Health Matters WBOP September 2017

Better information gets hip and knee patients back on their feet faster Better information for Bay of Plenty patients about what to expect before, during and after total hip or knee replacements is helping them get back on their feet faster. hospital has dropped from 4 to 3 days. It’s also below the national average. Service Improvement Programme Manager Wendy Carey says, “Making sure patients are well informed before their surgery is really important. It helps them prepare; both physically and mentally and recover quicker which helps to reduce the risk of complications. As part of a national programme designed to improve care for people having these operations, the Bay of Plenty District Health Board (BOPDHB) has been providing weekly education classes at both hospitals. “Knowing what to do and what not to do post-surgery is really important for the patient’s recovery.” At the sessions, well in advance of surgery, patients learn what to expect and what they can do to aid their recovery after surgery. They’re also provided with an information handbook covering every aspect of the process. Including post- surgery exercise, the ‘do’s and don’ts’ of how to sit and move and who to call for support once they’re discharged from hospital. A survey of patients who’d had hip or knee replacements this year at both Tauranga and Whakatāne hospitals shows having an information handbook covering every step of the process was a huge help. 91% of those surveyed rated the handbook as highly valuable and 98% said they felt well prepared for their surgery and discharge from hospital having read the book. Maketu man Charles Peni, who had a knee replacement early this year, credits the information with getting him back on his feet faster. Charles Peni is well on the recovery path. He was playing competitive tennis prior to surgery and he’s adamant, he’ll be back on the court this season. “I knew the operation was going to be a major. And I know plenty of people who’ve had knee replacements and who’ve had a slow recovery.
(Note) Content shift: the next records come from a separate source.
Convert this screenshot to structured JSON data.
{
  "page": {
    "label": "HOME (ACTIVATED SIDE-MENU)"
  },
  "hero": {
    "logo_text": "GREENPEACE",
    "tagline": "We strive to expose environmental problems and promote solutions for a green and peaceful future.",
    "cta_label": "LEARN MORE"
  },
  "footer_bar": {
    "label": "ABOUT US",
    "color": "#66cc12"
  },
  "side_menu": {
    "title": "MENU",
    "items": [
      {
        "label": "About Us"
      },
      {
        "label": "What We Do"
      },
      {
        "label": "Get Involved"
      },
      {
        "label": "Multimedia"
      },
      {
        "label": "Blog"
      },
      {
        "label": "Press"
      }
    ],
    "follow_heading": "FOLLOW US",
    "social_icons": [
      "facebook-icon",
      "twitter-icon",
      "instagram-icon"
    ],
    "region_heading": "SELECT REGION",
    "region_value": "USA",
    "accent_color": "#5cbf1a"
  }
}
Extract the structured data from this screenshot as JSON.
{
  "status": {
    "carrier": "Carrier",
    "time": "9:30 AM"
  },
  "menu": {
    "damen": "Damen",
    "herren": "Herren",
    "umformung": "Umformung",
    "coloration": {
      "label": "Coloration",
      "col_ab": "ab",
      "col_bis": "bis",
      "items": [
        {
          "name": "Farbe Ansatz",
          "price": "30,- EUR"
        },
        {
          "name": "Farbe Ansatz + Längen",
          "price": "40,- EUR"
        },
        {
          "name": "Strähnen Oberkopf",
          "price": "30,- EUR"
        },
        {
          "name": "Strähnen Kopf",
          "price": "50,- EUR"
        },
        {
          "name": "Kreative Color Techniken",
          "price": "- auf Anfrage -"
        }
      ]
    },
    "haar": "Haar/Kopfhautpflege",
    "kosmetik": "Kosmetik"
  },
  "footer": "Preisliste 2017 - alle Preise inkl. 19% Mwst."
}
Having education sessions and all the information at my fingertips well before my operation meant I was well prepared. I think those sessions should be compulsory.” “I’m following the advice and now having physiotherapy on my knee at Tauranga Hospital. Where I live I could go to either hospital. I had my op in Whakatāne Hospital but a physio appointment came up in Tauranga, so I opted for that. It really makes no difference to me the staff have been great at both hospitals.” Charles had his operation in Whakatāne Hospital in March. After three nights in hospital he was able to go home. Since the BOPDHB has increased the level of information and education available for total hip and knee replacement patients, the average time those patients have had to stay in Charles Peni working on building strength at Tauranga Hospital’s Physio Department after his knee replacement early this year. Charles says his knee’s getting better every day. He’s even managed a short jog to the odd lamppost. “I’ve always believed in keeping yourself fit. Some of our tennis club members are in their 80s and still going strong and I plan to do the same.” From the Chair In this edition of Health Matters you will see some of the initiatives staff at our hospitals are doing to get people back to being active members of our communities. Now is a great time to be thinking about being more active. The weather is getting warmer, Spring is in the air! This makes me reflect on my own fitness. Around this time a couple of years back, the Bay of Plenty District Health Board members and Senior Executive challenged themselves to do the Oxfam 50 km walk in Whakatāne at the end of that summer. One group of hardened souls even aimed to do the 100 km route. Part of the motivation for me, was recognising that getting up and getting moving is important if I am to avoid getting stiffer and slower with age. In this stunning Bay of Plenty climate, the weather is no excuse; it is really just a matter of making the choice to do something. Anything; just do something. When my father was my age he could literally not walk to the letterbox. One day he decided to improve his fitness. He started by getting out of his car and walking to the letterbox. Later that year he ran the Rotorua marathon. What can you do to actively enjoy the increasing hours of sun and extra warmth? Perhaps a walk to the shop? Or a cycle around town? Kicking a ball around with the kids? How soon will it be warm enough for a swim at the beach? Even clearing up the garden can be a satisfying day in the sun and open air. Many people need a goal to get them started: You might train for Ron Scott, Deputy Chair Bay of next month’s Tauranga Plenty District Health Board marathon or Whakatāne’s annual Toi’s challenge in November. Or your personal goal might be simply to keep up with the kids, climb the stairs without puffing or continue to be able to tie your own shoe laces. Whatever your goal, enjoy our Spring weather. Get outside and take some deep breaths. And you might surprise yourself as we did by finding that you can walk 50 km in a day! He aha te mea nui o te ao? He tangata! He tangata! He tangata! What is the most important thing in the world? It is people! It is people! It is people! Arohanui Deputy Chair, Ron Scott PLEASE RETURN any loaned hospital equipment to Tauranga Hospital’s main reception. Thank you.